In the data below, find every line with the string "kind" and pull it out.

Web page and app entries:

——————————

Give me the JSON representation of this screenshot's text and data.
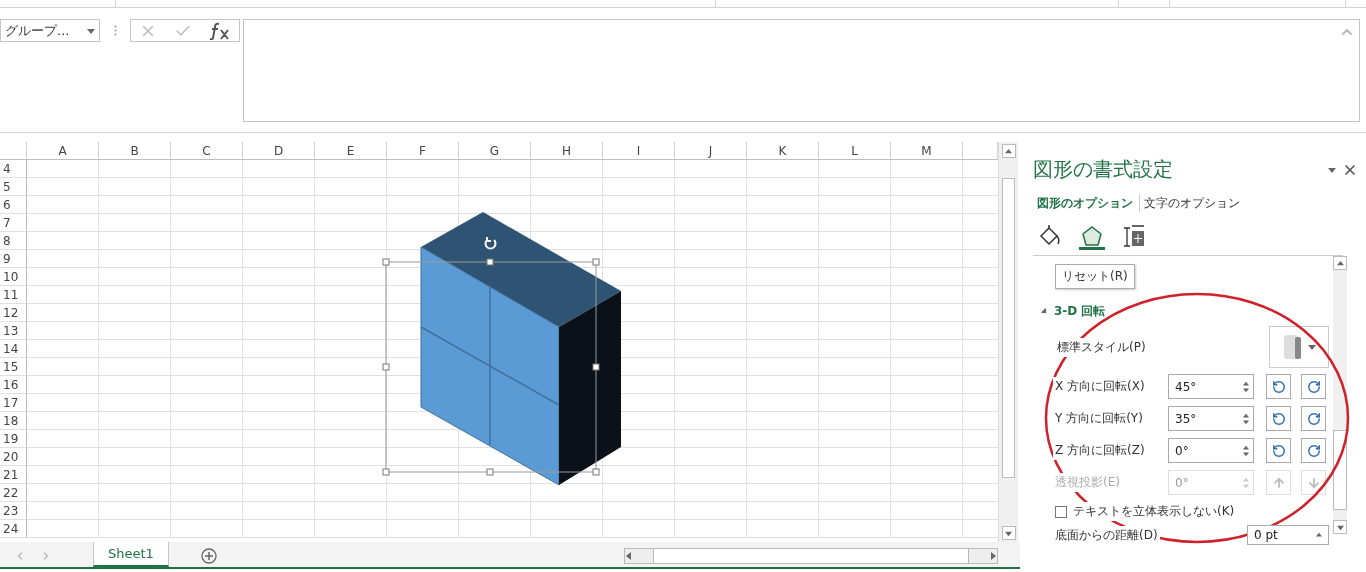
{
  "name_box": {
    "value": "グループ..."
  },
  "columns": [
    "A",
    "B",
    "C",
    "D",
    "E",
    "F",
    "G",
    "H",
    "I",
    "J",
    "K",
    "L",
    "M"
  ],
  "rows": [
    "4",
    "5",
    "6",
    "7",
    "8",
    "9",
    "10",
    "11",
    "12",
    "13",
    "14",
    "15",
    "16",
    "17",
    "18",
    "19",
    "20",
    "21",
    "22",
    "23",
    "24"
  ],
  "sheet_tabs": [
    {
      "label": "Sheet1",
      "selected": true
    }
  ],
  "format_pane": {
    "title": "図形の書式設定",
    "tabs": [
      {
        "label": "図形のオプション",
        "selected": true
      },
      {
        "label": "文字のオプション",
        "selected": false
      }
    ],
    "icon_tabs": [
      {
        "kind": "fill",
        "selected": false
      },
      {
        "kind": "effects",
        "selected": true
      },
      {
        "kind": "size",
        "selected": false
      }
    ],
    "tooltip": "リセット(R)",
    "section": {
      "title": "3-D 回転",
      "expanded": true
    },
    "preset_label": "標準スタイル(P)",
    "rotations": [
      {
        "label": "X 方向に回転(X)",
        "value": "45°",
        "disabled": false,
        "kind": "x"
      },
      {
        "label": "Y 方向に回転(Y)",
        "value": "35°",
        "disabled": false,
        "kind": "y"
      },
      {
        "label": "Z 方向に回転(Z)",
        "value": "0°",
        "disabled": false,
        "kind": "z"
      },
      {
        "label": "透視投影(E)",
        "value": "0°",
        "disabled": true,
        "kind": "perspective"
      }
    ],
    "keep_flat": {
      "label": "テキストを立体表示しない(K)",
      "checked": false
    },
    "distance": {
      "label": "底面からの距離(D)",
      "value": "0 pt"
    }
  }
}
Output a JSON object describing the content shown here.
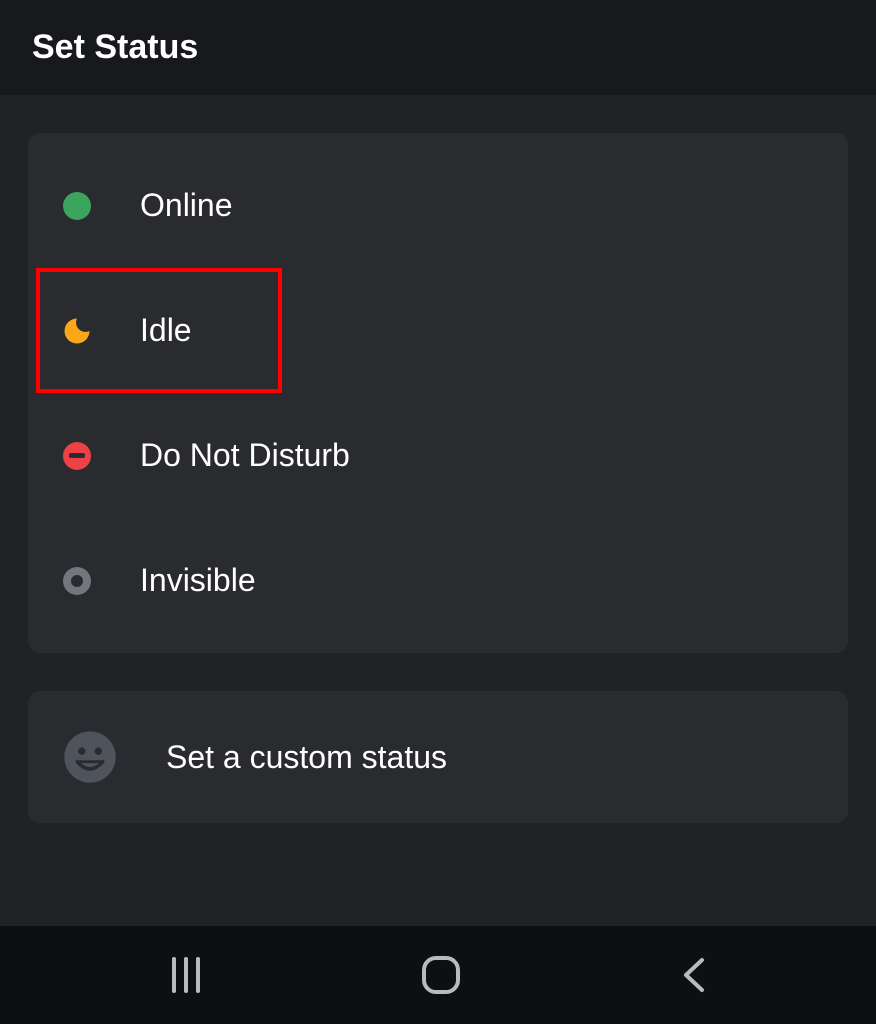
{
  "header": {
    "title": "Set Status"
  },
  "statuses": [
    {
      "label": "Online",
      "icon": "online"
    },
    {
      "label": "Idle",
      "icon": "idle",
      "highlighted": true
    },
    {
      "label": "Do Not Disturb",
      "icon": "dnd"
    },
    {
      "label": "Invisible",
      "icon": "invisible"
    }
  ],
  "customStatus": {
    "label": "Set a custom status"
  },
  "colors": {
    "online": "#3ba55d",
    "idle": "#faa81a",
    "dnd": "#ed4245",
    "invisible": "#72767d"
  }
}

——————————

■ WRITTEN REPLY:
        "kind": "fill",
        "kind": "effects",
        "kind": "size",
        "kind": "x"
        "kind": "y"
        "kind": "z"
        "kind": "perspective"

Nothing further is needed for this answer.